◆ **Assignment**: Filter the entries below, keeping every line that has the word "ประเทศไทย".

◆ **Dataset records**:

[Start of section]

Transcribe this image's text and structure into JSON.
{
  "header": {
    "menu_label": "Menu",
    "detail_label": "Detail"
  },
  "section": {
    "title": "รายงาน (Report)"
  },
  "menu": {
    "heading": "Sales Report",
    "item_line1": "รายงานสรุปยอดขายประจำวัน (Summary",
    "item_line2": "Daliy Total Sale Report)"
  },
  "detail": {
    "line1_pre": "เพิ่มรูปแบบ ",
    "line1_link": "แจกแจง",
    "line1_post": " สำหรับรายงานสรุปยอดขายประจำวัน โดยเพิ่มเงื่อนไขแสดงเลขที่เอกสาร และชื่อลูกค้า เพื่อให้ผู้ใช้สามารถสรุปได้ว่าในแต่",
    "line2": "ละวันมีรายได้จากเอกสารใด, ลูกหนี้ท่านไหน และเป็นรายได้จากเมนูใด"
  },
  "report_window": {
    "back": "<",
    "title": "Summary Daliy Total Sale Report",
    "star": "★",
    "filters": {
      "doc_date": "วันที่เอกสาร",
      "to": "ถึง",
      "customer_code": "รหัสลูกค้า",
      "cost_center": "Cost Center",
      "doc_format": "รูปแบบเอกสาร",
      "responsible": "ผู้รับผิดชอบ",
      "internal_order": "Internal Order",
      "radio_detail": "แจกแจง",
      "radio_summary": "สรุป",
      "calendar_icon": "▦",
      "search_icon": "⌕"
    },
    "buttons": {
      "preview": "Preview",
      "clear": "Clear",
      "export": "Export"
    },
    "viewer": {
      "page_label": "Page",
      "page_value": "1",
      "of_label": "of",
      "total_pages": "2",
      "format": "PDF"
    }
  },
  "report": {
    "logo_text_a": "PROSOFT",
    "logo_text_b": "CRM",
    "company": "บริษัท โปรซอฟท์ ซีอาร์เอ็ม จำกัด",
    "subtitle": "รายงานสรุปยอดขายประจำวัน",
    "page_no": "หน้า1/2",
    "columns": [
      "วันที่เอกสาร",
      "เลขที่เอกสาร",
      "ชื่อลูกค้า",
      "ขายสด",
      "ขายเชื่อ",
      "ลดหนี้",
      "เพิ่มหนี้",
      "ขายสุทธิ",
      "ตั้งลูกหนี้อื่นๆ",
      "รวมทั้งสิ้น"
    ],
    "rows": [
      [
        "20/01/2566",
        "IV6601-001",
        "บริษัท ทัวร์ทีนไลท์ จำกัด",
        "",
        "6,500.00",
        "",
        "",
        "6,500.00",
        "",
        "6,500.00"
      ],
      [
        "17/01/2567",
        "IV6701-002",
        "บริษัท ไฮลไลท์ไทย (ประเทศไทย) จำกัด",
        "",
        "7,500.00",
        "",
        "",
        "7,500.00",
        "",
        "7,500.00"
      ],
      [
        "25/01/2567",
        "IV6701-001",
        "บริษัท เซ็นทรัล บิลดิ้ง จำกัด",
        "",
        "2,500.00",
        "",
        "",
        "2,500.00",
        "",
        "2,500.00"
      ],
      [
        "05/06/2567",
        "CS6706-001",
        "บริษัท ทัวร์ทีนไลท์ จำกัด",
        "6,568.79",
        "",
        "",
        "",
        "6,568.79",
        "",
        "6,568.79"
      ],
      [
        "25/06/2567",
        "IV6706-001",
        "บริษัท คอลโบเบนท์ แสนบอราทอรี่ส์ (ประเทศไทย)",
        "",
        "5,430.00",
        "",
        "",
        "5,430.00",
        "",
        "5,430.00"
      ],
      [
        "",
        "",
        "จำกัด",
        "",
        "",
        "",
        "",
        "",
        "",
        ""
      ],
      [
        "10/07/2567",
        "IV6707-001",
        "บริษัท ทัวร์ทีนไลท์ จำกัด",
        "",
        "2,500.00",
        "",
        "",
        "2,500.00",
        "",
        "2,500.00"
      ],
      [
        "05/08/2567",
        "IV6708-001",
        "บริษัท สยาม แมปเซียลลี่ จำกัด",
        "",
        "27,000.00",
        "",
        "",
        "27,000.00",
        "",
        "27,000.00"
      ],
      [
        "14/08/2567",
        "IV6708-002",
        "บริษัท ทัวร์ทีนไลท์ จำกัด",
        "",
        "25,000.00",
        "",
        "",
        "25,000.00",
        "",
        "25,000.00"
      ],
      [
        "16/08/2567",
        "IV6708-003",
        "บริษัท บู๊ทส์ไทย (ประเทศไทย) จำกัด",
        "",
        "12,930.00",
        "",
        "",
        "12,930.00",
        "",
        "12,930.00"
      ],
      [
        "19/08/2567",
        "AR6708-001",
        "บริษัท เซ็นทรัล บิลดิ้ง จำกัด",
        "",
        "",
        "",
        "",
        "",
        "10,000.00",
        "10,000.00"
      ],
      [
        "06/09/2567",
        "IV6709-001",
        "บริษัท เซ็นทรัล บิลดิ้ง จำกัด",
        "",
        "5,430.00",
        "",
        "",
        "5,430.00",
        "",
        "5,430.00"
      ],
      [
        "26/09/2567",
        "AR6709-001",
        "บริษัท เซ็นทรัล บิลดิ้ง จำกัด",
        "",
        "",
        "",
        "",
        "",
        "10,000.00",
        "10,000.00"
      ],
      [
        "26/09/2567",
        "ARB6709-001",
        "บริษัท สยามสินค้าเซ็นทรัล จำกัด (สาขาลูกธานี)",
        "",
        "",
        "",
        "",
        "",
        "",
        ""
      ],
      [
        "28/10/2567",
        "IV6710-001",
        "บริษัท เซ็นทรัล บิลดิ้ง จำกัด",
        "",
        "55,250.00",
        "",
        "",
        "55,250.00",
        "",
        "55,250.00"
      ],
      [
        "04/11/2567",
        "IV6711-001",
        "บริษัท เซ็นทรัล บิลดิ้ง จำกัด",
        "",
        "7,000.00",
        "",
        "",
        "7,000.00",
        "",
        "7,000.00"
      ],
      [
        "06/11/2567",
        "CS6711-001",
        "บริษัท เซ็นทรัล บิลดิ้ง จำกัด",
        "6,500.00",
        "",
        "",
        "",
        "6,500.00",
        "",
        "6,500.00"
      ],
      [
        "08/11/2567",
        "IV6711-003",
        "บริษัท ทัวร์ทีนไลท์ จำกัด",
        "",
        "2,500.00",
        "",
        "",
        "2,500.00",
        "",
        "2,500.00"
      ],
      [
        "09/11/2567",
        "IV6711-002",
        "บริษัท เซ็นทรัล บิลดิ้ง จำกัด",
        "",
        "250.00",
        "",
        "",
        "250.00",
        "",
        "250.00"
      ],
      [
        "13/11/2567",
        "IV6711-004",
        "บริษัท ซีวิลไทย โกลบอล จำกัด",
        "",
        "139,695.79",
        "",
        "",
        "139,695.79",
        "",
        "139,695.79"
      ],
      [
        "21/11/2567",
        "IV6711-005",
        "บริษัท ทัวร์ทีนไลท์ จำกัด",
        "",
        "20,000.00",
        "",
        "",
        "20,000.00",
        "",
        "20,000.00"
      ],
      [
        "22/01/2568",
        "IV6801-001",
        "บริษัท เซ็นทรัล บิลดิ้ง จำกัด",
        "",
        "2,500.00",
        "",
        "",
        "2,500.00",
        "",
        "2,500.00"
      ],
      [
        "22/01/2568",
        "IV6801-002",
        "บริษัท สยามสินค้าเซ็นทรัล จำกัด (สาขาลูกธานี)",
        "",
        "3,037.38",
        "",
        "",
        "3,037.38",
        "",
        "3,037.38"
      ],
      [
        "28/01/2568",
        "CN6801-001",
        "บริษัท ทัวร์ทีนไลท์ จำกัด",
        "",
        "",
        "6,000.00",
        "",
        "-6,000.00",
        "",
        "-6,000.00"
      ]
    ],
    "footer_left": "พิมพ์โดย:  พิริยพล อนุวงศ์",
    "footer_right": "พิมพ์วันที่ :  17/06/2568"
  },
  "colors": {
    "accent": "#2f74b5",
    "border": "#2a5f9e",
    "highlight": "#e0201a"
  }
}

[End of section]

◆ **Solution for this task**:
        "บริษัท ไฮลไลท์ไทย (ประเทศไทย) จำกัด",
        "บริษัท คอลโบเบนท์ แสนบอราทอรี่ส์ (ประเทศไทย)",
        "บริษัท บู๊ทส์ไทย (ประเทศไทย) จำกัด",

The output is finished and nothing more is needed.